by 1856 in theology, with reference to prophecy; 1915 as "avant garde, ultra-modern," from futurist (see futurism) + -ic. Meaning "pertaining to the future, predicted to be in the future" is from 1921, from future (n.) + -istic.
1909 as the name of a movement in arts and literature, from Italian futurismo, coined 1909 by Italian poet Filippo Tommaso Marinetti (1876-1944); see future + -ism.
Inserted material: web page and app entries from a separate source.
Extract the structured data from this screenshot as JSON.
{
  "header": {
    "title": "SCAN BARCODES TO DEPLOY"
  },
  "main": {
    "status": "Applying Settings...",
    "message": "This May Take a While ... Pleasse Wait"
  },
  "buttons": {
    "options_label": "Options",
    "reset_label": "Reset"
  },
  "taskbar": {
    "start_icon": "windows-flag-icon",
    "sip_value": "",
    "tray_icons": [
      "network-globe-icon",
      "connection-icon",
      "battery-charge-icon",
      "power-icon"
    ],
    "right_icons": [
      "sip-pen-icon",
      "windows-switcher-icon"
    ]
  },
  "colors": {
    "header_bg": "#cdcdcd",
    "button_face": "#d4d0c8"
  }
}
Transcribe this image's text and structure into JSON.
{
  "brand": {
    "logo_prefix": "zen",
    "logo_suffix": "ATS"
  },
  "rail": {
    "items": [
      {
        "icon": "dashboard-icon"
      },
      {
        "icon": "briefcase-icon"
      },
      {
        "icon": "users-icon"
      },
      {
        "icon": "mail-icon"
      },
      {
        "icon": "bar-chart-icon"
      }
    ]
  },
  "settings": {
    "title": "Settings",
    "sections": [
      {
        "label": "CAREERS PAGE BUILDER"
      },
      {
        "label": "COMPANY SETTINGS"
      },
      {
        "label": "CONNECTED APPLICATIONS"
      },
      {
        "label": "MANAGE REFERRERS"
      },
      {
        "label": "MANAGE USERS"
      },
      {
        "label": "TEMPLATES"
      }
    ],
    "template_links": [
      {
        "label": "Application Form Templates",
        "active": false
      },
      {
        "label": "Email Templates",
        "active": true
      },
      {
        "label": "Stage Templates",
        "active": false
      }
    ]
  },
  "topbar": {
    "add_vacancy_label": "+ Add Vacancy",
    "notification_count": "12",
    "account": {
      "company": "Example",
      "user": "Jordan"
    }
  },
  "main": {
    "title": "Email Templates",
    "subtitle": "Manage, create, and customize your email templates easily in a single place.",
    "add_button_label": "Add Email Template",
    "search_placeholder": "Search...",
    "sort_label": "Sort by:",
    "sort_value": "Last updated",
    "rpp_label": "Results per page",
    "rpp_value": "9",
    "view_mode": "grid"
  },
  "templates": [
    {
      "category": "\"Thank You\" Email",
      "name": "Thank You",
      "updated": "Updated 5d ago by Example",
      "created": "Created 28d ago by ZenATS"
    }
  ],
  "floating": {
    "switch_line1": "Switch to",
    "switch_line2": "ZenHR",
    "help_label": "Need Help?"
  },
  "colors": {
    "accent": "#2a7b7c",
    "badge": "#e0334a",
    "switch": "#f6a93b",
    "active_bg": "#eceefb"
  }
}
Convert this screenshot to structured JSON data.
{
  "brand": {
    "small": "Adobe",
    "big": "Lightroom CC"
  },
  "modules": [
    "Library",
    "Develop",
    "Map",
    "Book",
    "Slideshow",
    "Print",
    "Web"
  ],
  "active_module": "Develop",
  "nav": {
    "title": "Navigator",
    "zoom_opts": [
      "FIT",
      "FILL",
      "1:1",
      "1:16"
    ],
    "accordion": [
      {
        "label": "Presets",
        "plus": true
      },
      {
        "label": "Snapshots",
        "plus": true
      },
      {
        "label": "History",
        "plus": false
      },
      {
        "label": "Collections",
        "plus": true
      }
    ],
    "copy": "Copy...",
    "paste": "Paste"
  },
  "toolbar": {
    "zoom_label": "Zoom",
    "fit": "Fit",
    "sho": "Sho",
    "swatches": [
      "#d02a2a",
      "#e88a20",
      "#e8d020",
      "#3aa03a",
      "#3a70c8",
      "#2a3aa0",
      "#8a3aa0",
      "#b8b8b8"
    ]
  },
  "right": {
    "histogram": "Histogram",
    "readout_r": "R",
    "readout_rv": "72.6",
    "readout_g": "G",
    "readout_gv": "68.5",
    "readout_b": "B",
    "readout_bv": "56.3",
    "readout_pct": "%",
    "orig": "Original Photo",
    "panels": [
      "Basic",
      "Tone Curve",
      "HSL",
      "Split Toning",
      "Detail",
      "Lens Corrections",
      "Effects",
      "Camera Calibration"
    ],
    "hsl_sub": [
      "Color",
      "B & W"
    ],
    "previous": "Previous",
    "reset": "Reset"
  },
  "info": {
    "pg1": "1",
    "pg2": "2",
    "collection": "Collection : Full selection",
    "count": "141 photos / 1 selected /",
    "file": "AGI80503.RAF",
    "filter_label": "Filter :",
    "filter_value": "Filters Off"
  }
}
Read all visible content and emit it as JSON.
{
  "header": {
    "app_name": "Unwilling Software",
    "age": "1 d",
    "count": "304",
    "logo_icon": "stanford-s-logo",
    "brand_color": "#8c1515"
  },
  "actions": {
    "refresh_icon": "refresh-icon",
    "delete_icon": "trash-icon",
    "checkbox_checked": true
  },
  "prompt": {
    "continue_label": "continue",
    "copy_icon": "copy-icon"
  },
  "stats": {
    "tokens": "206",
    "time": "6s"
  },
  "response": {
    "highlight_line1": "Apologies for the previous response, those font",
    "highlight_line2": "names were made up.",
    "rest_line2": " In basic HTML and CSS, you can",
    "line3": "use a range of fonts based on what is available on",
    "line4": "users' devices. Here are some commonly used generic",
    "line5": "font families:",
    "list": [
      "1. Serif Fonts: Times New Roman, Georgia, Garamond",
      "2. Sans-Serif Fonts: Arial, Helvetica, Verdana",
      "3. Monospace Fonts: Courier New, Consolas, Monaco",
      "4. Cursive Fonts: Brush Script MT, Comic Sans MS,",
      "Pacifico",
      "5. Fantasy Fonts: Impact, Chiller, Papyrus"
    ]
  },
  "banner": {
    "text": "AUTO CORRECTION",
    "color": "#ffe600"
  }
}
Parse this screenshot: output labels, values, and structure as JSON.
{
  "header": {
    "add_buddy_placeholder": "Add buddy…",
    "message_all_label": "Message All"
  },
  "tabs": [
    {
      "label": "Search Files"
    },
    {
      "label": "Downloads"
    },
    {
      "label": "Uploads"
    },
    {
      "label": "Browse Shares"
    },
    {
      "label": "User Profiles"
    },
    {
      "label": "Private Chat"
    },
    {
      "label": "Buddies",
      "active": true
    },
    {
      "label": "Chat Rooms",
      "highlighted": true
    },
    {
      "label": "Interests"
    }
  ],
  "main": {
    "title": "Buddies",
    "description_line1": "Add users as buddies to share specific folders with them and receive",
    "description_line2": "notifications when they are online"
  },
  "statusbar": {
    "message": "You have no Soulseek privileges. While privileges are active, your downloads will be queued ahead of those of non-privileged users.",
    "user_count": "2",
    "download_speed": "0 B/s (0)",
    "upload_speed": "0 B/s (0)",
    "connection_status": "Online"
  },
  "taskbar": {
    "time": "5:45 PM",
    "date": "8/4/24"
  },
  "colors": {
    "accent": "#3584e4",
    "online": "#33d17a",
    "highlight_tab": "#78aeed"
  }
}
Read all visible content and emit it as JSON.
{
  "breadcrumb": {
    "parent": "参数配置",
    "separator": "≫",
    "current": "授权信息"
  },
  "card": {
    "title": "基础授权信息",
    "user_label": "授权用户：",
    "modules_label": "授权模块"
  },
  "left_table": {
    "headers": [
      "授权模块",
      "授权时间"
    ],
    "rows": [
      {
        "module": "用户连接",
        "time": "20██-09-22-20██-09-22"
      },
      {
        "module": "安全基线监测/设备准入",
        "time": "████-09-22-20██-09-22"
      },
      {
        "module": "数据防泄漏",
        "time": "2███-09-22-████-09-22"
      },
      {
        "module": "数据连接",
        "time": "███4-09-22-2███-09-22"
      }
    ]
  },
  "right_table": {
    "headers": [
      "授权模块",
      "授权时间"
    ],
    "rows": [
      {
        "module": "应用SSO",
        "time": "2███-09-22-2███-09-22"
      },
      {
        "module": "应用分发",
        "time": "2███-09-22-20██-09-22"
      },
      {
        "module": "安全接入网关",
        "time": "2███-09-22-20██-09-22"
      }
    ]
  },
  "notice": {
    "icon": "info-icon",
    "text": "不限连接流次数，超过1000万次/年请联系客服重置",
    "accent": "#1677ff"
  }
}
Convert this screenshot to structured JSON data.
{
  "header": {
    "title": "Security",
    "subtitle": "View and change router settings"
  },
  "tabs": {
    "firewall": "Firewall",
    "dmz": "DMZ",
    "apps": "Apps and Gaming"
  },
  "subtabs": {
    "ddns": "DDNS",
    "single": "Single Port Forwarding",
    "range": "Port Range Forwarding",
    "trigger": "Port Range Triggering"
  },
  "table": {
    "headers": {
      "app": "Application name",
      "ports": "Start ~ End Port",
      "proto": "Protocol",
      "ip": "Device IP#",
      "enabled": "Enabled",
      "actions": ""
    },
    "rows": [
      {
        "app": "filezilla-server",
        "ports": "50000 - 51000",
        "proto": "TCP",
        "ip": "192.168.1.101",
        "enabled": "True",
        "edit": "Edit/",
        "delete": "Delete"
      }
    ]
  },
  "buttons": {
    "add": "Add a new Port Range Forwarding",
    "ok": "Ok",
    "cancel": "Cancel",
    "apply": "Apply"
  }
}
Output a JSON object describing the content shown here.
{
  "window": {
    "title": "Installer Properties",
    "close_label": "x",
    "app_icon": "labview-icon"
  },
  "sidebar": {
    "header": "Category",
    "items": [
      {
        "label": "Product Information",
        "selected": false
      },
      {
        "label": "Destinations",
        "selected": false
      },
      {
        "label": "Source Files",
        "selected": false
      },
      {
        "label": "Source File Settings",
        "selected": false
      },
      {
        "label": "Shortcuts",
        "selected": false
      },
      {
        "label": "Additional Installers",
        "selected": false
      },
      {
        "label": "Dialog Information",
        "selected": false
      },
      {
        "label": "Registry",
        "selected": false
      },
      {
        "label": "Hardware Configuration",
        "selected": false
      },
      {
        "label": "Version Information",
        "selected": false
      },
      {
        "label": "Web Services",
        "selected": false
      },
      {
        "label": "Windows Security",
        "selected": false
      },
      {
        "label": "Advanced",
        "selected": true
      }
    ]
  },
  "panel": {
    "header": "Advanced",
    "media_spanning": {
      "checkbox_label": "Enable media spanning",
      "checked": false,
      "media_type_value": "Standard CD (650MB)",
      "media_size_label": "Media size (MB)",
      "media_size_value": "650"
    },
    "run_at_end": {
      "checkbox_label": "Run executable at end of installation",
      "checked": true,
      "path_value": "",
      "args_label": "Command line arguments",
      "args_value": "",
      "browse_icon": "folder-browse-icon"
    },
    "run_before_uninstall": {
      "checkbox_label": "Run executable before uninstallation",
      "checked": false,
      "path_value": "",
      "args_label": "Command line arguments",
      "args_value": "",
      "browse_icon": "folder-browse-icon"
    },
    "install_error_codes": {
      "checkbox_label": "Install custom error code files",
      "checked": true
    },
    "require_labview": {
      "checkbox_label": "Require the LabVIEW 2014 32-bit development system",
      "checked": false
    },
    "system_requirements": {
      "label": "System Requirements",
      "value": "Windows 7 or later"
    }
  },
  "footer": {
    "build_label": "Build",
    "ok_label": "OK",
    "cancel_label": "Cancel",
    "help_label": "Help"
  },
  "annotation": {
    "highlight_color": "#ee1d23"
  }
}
Futurist is from 1911 in the arts movement sense; attested from 1842 in a Protestant theological sense ("one who holds that nearly the whole of the Book of Revelations refers principally to events yet to come" - Century Dictionary). As "one who has (positive) feelings about the future" it is attested from 1846 but marked in dictionaries as "rare."
Middle English -ik, -ick, word-forming element making adjectives, "having to do with, having the nature of, being, made of, caused by, similar to," from French -ique and directly from Latin -icus or from cognate Greek -ikos "in the manner of; pertaining to." From PIE adjective suffix *-(i)ko, which also yielded Slavic -isku, adjectival suffix indicating origin, the source of the -sky (Russian -skii) in many surnames. In chemistry, indicating a higher valence than names in -ous (first in benzoic, 1791).
In Middle English and after often spelled -ick, -ike, -ique. Variant forms in -ick (critick, ethick) were common in early Modern English and survived in English dictionaries into early 19c. This spelling was supported by Johnson but opposed by Webster, who prevailed.